The target is to reduce carbon dioxide emissions by an average of 4% a year to 18m tonnes by 2025. The focus will be on marketing and “awareness-raising” public relations to encourage reduced energy by the public and businesses. A budget of £47m will be set aside next year for initiatives such as “green gurus” helping people to make their lifestyles “more environmentally friendly”, alongside other strategies. Those behind the new plan claim:
half the required carbon savings can be made through simple changes in behaviour.
Needless to say, Livingstone can’t resist the stereotype of a “gas-guzzling 4×4 vehicle” as part of this behaviour change, aiming that this “individual choice” should “be no more socially acceptable than to claim the right to dump rubbish in the street“. The plan includes charging drivers of “the most polluting cars” £25 to enter the ever-increasing congestion zone.

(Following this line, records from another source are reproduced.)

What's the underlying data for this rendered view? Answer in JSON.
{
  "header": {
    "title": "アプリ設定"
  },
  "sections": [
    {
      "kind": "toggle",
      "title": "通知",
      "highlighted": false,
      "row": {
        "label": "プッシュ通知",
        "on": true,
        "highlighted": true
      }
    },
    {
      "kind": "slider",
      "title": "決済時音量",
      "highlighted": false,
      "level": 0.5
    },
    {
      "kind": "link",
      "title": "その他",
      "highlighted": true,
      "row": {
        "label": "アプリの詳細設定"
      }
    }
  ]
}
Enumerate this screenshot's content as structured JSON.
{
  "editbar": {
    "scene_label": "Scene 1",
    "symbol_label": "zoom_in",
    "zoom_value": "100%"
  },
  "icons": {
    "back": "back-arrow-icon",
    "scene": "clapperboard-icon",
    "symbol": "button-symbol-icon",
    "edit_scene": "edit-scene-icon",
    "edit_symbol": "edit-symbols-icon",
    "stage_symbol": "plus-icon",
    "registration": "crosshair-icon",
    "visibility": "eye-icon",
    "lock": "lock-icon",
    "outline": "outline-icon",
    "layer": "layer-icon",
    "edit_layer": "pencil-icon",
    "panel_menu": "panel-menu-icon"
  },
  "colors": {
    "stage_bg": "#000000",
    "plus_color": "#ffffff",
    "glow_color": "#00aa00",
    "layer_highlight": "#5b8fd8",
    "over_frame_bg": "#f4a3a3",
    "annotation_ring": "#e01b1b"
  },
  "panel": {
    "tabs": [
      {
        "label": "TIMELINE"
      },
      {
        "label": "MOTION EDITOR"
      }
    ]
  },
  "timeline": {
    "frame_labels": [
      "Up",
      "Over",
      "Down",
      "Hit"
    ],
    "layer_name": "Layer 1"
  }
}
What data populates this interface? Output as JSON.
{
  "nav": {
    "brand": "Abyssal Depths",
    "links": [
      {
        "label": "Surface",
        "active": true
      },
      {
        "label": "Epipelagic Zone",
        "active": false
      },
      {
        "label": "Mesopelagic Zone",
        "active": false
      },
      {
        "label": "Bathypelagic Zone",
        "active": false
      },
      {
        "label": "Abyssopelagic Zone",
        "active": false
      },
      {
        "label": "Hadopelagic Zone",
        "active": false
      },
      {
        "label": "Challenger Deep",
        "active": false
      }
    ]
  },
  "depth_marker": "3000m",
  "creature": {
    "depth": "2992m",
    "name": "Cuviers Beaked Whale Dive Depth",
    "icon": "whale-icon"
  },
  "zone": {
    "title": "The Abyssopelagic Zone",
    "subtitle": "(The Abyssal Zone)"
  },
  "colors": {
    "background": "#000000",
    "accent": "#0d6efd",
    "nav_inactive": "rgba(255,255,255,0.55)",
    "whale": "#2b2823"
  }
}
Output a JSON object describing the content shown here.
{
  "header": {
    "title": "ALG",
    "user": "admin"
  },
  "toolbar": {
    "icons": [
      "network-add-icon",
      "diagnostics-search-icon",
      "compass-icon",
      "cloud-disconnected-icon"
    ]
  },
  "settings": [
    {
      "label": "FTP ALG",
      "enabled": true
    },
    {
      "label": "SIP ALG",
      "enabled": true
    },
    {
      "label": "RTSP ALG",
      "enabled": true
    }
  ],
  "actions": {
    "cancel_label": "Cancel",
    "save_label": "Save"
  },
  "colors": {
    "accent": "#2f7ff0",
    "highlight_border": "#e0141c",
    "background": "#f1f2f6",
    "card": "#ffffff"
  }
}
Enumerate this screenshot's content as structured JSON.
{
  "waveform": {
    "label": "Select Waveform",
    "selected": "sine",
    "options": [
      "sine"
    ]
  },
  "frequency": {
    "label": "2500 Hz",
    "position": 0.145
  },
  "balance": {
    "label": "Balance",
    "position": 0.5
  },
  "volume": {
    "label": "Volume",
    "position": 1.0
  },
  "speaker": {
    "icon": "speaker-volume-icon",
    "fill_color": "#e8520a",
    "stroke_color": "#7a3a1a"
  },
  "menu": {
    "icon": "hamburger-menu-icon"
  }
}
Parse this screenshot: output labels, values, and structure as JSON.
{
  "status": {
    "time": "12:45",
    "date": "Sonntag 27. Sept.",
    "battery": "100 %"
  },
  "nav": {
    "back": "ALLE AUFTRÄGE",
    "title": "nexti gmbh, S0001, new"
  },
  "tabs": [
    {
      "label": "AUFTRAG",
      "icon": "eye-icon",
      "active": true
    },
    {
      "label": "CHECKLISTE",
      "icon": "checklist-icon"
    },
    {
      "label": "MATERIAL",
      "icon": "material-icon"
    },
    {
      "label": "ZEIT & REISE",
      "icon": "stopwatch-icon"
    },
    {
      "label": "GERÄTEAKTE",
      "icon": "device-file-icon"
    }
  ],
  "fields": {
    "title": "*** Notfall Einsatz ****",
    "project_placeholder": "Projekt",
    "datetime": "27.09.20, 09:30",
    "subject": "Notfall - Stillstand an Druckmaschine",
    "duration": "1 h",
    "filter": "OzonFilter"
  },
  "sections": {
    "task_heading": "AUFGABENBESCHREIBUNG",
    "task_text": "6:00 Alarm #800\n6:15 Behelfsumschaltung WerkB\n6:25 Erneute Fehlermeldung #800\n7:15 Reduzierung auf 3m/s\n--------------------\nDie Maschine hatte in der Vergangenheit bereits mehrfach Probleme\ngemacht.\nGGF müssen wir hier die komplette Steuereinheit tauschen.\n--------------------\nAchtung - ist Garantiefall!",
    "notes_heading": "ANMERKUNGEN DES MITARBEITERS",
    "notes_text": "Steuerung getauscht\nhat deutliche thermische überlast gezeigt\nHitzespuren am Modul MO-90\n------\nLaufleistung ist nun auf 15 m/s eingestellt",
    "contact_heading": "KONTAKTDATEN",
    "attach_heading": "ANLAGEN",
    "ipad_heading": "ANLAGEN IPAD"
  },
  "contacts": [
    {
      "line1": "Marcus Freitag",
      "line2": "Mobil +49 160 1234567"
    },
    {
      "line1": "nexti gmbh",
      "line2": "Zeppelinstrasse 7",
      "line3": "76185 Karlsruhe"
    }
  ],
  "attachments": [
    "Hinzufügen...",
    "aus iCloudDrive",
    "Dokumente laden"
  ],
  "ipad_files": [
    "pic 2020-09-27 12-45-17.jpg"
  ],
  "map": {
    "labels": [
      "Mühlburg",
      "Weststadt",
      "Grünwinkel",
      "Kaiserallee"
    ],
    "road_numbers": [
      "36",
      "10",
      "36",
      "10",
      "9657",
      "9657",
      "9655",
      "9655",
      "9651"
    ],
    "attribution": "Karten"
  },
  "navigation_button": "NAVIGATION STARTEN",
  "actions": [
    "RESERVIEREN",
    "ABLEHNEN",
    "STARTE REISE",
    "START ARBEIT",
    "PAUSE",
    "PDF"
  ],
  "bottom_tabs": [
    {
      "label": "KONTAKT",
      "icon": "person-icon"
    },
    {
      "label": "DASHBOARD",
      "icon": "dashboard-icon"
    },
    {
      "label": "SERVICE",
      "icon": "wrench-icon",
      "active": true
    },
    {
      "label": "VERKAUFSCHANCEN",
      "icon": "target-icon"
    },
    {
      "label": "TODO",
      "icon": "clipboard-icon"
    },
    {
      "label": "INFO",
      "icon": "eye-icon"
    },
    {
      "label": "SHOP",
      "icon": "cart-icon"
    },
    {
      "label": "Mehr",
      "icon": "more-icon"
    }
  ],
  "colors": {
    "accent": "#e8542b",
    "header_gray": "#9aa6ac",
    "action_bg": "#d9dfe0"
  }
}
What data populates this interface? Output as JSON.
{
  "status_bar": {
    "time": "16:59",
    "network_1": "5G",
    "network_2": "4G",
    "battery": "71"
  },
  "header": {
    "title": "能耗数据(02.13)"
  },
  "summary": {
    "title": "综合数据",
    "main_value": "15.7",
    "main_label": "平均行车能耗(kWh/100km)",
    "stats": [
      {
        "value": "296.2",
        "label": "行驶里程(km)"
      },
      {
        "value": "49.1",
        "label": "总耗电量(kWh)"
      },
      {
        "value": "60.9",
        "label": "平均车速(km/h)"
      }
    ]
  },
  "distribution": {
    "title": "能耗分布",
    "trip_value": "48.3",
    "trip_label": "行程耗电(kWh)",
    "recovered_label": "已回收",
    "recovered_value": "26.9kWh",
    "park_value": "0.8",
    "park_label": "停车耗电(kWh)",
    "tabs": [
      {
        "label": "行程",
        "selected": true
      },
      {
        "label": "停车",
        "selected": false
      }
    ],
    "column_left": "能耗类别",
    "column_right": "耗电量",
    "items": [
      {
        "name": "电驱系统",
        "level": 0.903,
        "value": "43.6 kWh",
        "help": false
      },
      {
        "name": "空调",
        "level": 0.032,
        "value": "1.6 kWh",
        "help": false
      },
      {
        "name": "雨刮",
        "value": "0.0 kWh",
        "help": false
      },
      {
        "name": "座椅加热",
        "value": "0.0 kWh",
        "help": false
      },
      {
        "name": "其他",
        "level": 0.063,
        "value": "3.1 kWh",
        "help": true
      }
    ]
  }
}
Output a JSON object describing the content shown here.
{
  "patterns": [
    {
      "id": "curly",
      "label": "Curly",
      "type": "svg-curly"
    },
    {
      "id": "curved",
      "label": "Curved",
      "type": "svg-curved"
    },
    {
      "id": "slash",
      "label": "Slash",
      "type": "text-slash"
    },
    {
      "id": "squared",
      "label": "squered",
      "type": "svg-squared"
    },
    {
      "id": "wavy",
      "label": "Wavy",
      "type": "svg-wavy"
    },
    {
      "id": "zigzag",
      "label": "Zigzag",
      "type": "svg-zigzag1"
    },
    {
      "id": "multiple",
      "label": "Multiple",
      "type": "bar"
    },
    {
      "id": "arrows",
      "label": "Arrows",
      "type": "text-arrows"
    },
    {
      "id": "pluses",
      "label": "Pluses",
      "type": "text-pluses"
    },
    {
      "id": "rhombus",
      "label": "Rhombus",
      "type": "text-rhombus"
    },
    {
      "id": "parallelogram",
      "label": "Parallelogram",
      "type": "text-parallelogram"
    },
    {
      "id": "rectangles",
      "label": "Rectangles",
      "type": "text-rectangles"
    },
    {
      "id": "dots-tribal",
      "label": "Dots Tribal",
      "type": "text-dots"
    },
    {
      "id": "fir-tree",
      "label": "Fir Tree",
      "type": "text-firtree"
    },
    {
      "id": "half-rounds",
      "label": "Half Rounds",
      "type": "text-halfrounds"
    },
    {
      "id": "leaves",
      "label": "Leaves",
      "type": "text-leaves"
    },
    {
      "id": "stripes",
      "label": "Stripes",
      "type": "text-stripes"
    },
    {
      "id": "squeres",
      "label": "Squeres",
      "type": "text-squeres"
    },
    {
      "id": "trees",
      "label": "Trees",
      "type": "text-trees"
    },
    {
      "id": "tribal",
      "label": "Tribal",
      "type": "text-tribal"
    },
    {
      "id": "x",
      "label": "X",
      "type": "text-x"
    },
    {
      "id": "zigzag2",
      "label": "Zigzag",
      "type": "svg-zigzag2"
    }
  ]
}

But of course, the mayor is unable to address emissions from aviation and the Guardian reports increase in flights will equate to half the emissions (13 m tonnes) that the individual Londoners are being ordered to save.
There is a genuine focus here to draw together a number of ideas to address environmental impact of pollution on London. Many of these involve communications – such as promotion and recognition of those “doing the most” and “green consultants” to encourage cycling and use of public transport and encouragement of combined heat and power schemes.
I don’t want to decry those with genuine intentions, but why does this all seem to be directed at people, telling them how to lead their lives, enforcing behaviour change? I would like to see a lot more “putting their house in order”, with the public sector itself leading rather than just preaching to others about going green.
I also question whether it really is the job of local government to make us go green – rather than providing services that demonstrate, encourage and support positive environmental action. Who made them the “green” team leader?
The focus on enforcing a personal commitment to take action also feels somewhat futile if aspects that are outside the control of an individual or local authority, such as aviation and international development, are not tackled.